UKIP leader Paul Nuttall’s loss to a decrepit Labour Party in the Stoke Central by-election last month merely confirmed what has long been evident: UKIP is a fading political force.
It’s now clear that the vote to leave the EU last June – a vote, in effect, for UK independence – did not equate to any increase in public enthusiasm for the actual, self-titled UK Independence Party. Polls suggest that UKIP’s support is at best flatlining at about 13 per cent, which is about the same as it was two years ago, when it picked up nearly four million votes, but just one seat, at the General Election.
Donation levels tell a similar story. Between October and December last year, a period during which the vote to leave the EU was being publicly challenged by politicians, business people and much of the media, you might have expected quite a few Leavers to put their money where UKIP’s mouth is. After all, it is seen, by commissioning editors at least, as the most vocal defender of the Brexit vote, the most strident opponent of the EU, the most striking coalescence of anti-establishment sentiment. Yet, while the Tories raked in £3.5million, and the Lib Dems and Labour a couple of million each, UKIP pulled in a paltry £33,228. That’s just £3,000 more than the mighty Women’s Equality Party, and less than both the irrelevant Green Party (£46,228) and Co-operative Party (£39,750). Although donations partly reflect the affluence of parties’ respective support bases, UKIP’s poverty still tells us something significant: the 17.4million who voted to leave the EU last June are clearly not rallying behind UKIP, even when the vote to leave is being challenged by a still ruling elite.
UKIP’s leading figures know this: they know they are not a coming force; they know that the Brexit vote has not translated into any upsurge in support for their party. The party’s a ‘mess’ said Nuttall at the weekend. Hence the near constant infighting, leadership churn and perpetual thrashing around for a future direction, a programme, even a new organisational form.

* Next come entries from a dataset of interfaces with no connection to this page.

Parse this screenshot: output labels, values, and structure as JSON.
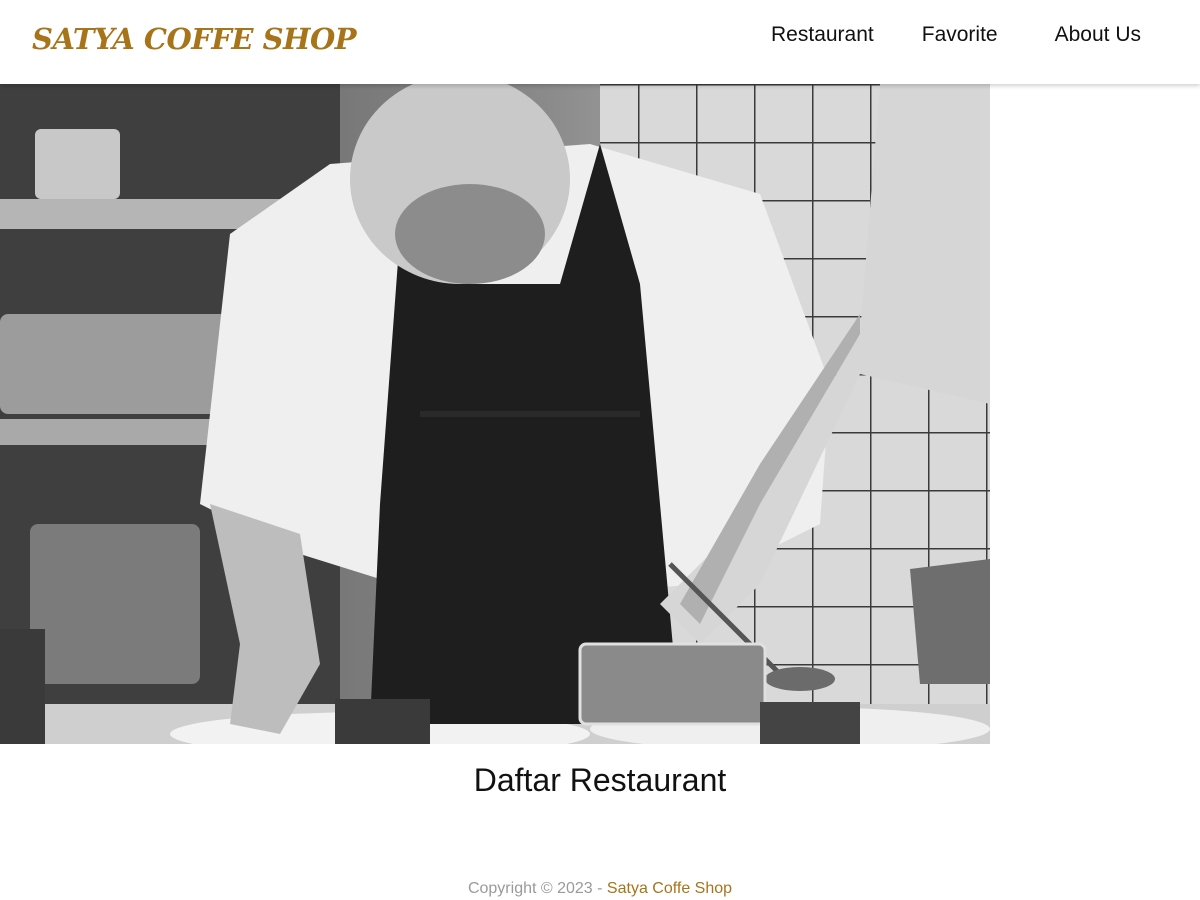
{
  "header": {
    "brand": "SATYA COFFE SHOP",
    "nav": [
      {
        "label": "Restaurant"
      },
      {
        "label": "Favorite"
      },
      {
        "label": "About Us"
      }
    ]
  },
  "hero": {
    "image_icon": "chef-photo"
  },
  "main": {
    "section_title": "Daftar Restaurant"
  },
  "footer": {
    "copyright_prefix": "Copyright © 2023 - ",
    "brand_link": "Satya Coffe Shop"
  },
  "colors": {
    "brand": "#a8741a",
    "nav_text": "#111111",
    "footer_text": "#9a9a9a"
  }
}
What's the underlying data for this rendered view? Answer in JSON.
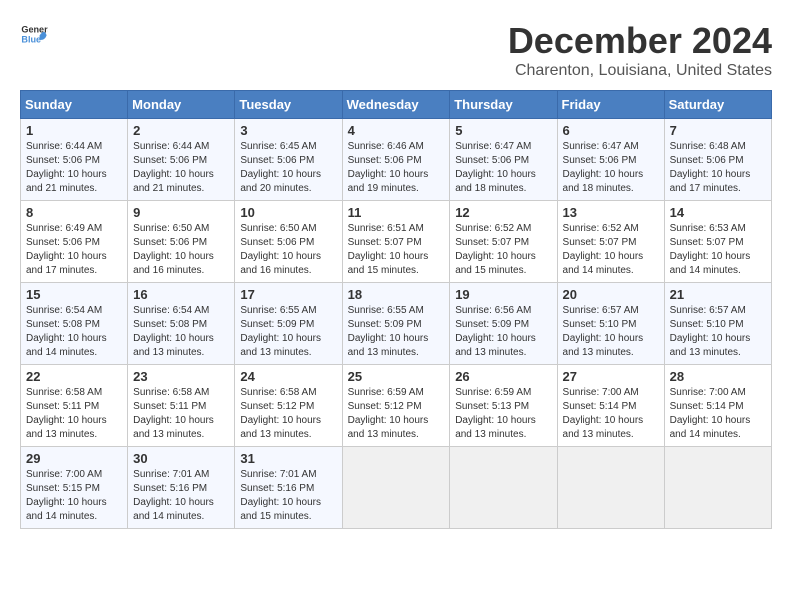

Ex-leader and would-be knight Nigel Farage wants it to adopt a more radical anti-immigrant platform; his nemesis and sole UKIP MP, former and future Tory Douglas Carswell, wants a softer, more immigrant-friendly UKIP. And UKIP’s financial raison d’être Arron Banks is contemplating turning UKIP into some sort of Anglified Five Star Movement, complete with a new set of pick’n'mix policies, from the renationalisation of certain public utilities to the abolition of the House of Lords. This is not a party building on a success – it’s a party disintegrating in the midst of failure.

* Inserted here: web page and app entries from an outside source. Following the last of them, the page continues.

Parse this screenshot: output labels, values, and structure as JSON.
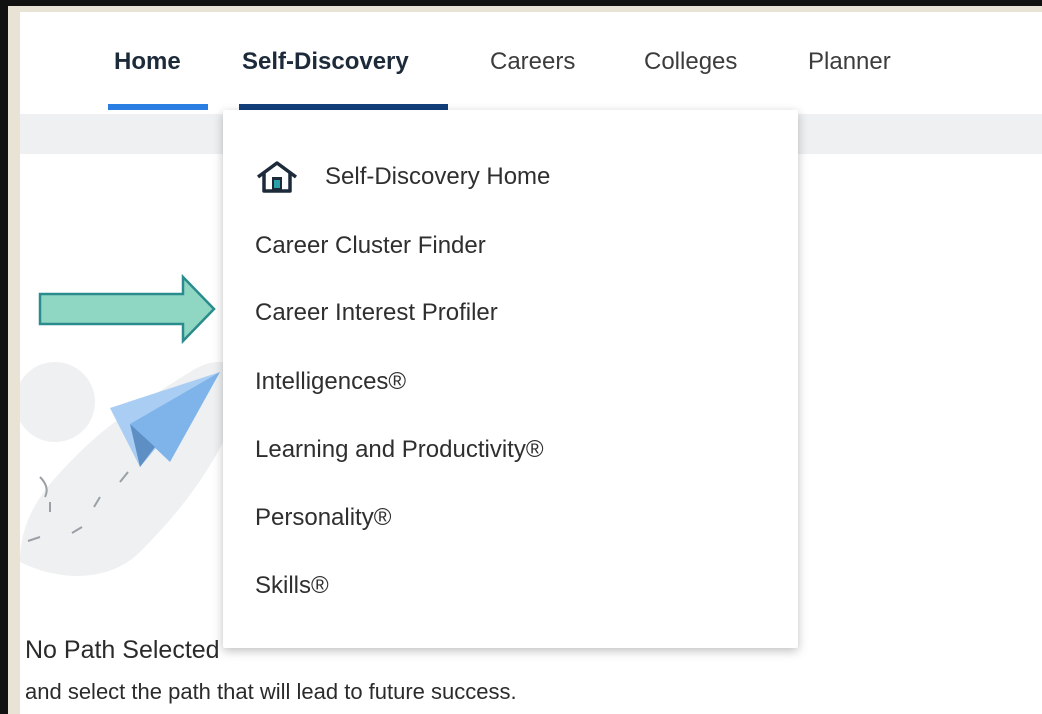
{
  "nav": {
    "tabs": [
      {
        "label": "Home"
      },
      {
        "label": "Self-Discovery"
      },
      {
        "label": "Careers"
      },
      {
        "label": "Colleges"
      },
      {
        "label": "Planner"
      }
    ],
    "home_underline_color": "#2a7de1",
    "active_underline_color": "#123e7a"
  },
  "dropdown": {
    "items": [
      {
        "label": "Self-Discovery Home",
        "icon": "home-icon"
      },
      {
        "label": "Career Cluster Finder"
      },
      {
        "label": "Career Interest Profiler"
      },
      {
        "label": "Intelligences®"
      },
      {
        "label": "Learning and Productivity®"
      },
      {
        "label": "Personality®"
      },
      {
        "label": "Skills®"
      }
    ]
  },
  "main": {
    "title": "No Path Selected",
    "subtitle": "and select the path that will lead to future success."
  },
  "annotation": {
    "icon": "pointer-arrow-icon",
    "color": "#8fd6c3"
  }
}
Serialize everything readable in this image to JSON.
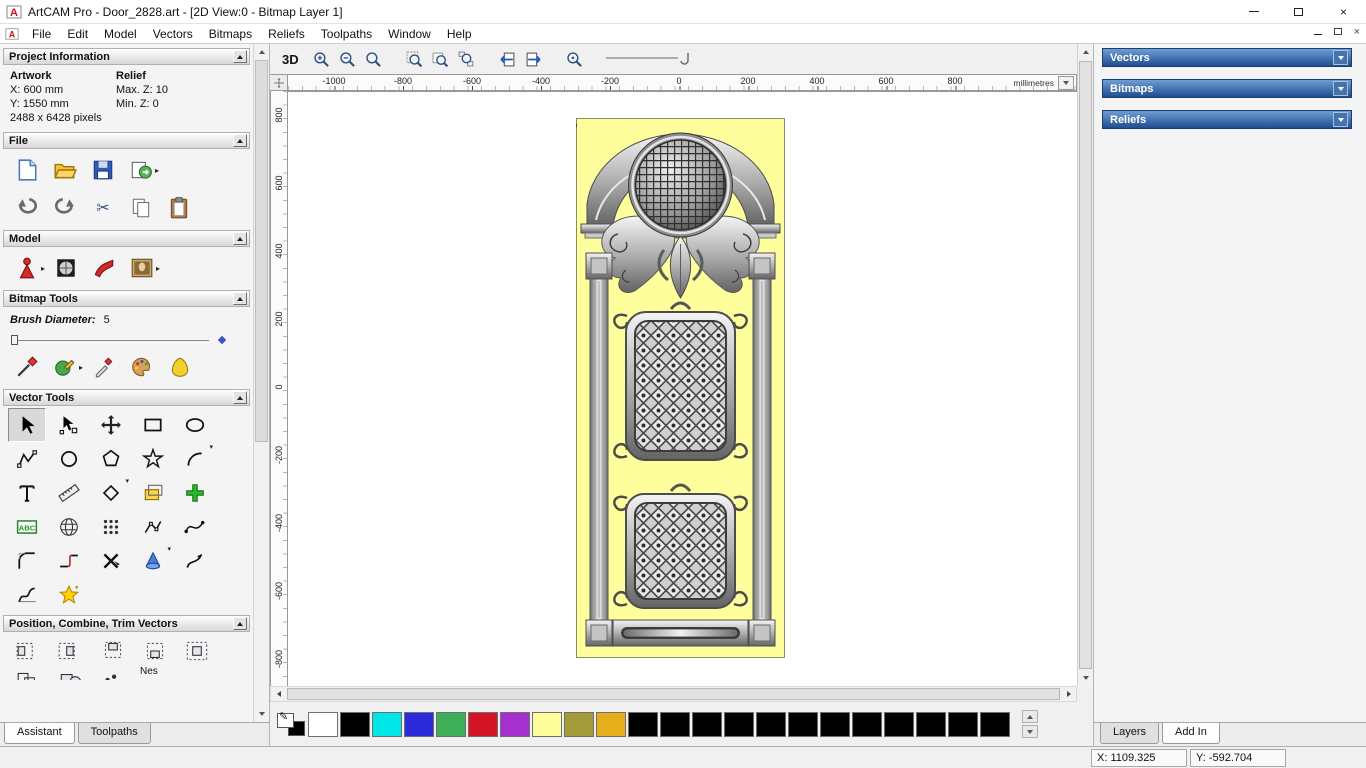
{
  "window": {
    "logo_letter": "A",
    "title": "ArtCAM Pro - Door_2828.art - [2D View:0 - Bitmap Layer 1]",
    "close_glyph": "×"
  },
  "menubar": {
    "items": [
      "File",
      "Edit",
      "Model",
      "Vectors",
      "Bitmaps",
      "Reliefs",
      "Toolpaths",
      "Window",
      "Help"
    ],
    "close_glyph": "×"
  },
  "assistant": {
    "tabs": [
      "Assistant",
      "Toolpaths"
    ],
    "project": {
      "title": "Project Information",
      "artwork_label": "Artwork",
      "relief_label": "Relief",
      "x": "X: 600 mm",
      "y": "Y: 1550 mm",
      "pixels": "2488 x 6428 pixels",
      "max_z": "Max. Z: 10",
      "min_z": "Min. Z: 0"
    },
    "file": {
      "title": "File",
      "icons": [
        "new-model",
        "open-model",
        "save-model",
        "import-model",
        "undo",
        "redo",
        "cut",
        "copy",
        "paste"
      ]
    },
    "model": {
      "title": "Model",
      "icons": [
        "set-model-size",
        "greyscale-view",
        "shading-setup",
        "load-picture"
      ]
    },
    "bitmap_tools": {
      "title": "Bitmap Tools",
      "brush_label": "Brush Diameter:",
      "brush_value": "5",
      "icons": [
        "paint",
        "draw",
        "pick-colour",
        "colour-palette",
        "flood-fill"
      ]
    },
    "vector_tools": {
      "title": "Vector Tools",
      "abc_label": "ABC",
      "icons": [
        "select-vectors",
        "transform-vectors",
        "pan-view",
        "create-rectangle",
        "create-ellipse",
        "create-polyline",
        "create-circle",
        "create-polygon",
        "create-star",
        "create-arc",
        "create-text",
        "measure",
        "create-door-shape",
        "offset-vectors",
        "block-paste",
        "text-on-curve",
        "wrap-vectors",
        "block-copy",
        "node-editing",
        "fit-curve",
        "fillet-vectors",
        "join-vectors",
        "trim-vectors",
        "spin-relief",
        "free-fillet",
        "cross-section",
        "magic-wand"
      ]
    },
    "position": {
      "title": "Position, Combine, Trim Vectors",
      "nesting_label": "Nes",
      "icons": [
        "align-left",
        "align-right",
        "align-top",
        "align-bottom",
        "centre-in-page",
        "group-vectors",
        "weld-vectors",
        "subtract-vectors",
        "nesting"
      ]
    }
  },
  "view2d": {
    "toolbar": {
      "view_3d": "3D",
      "icons": [
        "zoom-in",
        "zoom-out",
        "zoom-scale",
        "zoom-fit-page",
        "zoom-fit-drawing",
        "zoom-objects",
        "previous-bitmap-layer",
        "next-bitmap-layer",
        "zoom-previous",
        "toolbar-grip"
      ]
    },
    "ruler": {
      "unit": "millimetres",
      "h_ticks": [
        "-1000",
        "-800",
        "-600",
        "-400",
        "-200",
        "0",
        "200",
        "400",
        "600",
        "800"
      ],
      "v_ticks": [
        "800",
        "600",
        "400",
        "200",
        "0",
        "-200",
        "-400",
        "-600",
        "-800"
      ]
    },
    "artwork": "ornate-door-bitmap",
    "door_color": "#feff9c"
  },
  "right_panel": {
    "sections": [
      "Vectors",
      "Bitmaps",
      "Reliefs"
    ],
    "tabs": [
      "Layers",
      "Add In"
    ]
  },
  "palette": {
    "colors": [
      "#ffffff",
      "#000000",
      "#00e6e6",
      "#2b2bd9",
      "#3fae58",
      "#d41528",
      "#a62fd0",
      "#feff9c",
      "#a39b3a",
      "#e7ae1c",
      "#000000",
      "#000000",
      "#000000",
      "#000000",
      "#000000",
      "#000000",
      "#000000",
      "#000000",
      "#000000",
      "#000000",
      "#000000",
      "#000000"
    ]
  },
  "statusbar": {
    "x": "X: 1109.325",
    "y": "Y: -592.704"
  }
}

Not that you would necessarily know this given the focus on UKIP in much of the media and among the political class. They portray UKIP as a still significant force, a dangerous enemy to be combatted, an electoral phenomenon to be defeated. Why is this happening? Why is UKIP, which is clearly a party in disarray, indeed a party in little but name only given its internal dysfunction, being treated as something more important and meaningful than it now is? Because UKIP serves a function for those opposed to Brexit: it functions as the official voice of Brexit. Not because it is, but because they want it to be. They want UKIP, in all its purple-hued incompetence, to be their opponent, the Brexit they can beat, caricature, mock. So to unmask UKIP’s ‘ugly agenda’, to condemn it to the fringes of political life, is a means, at some level, to defeat Brexit, to delegitimise and demonise Leave voters, and to shore up the political establishment.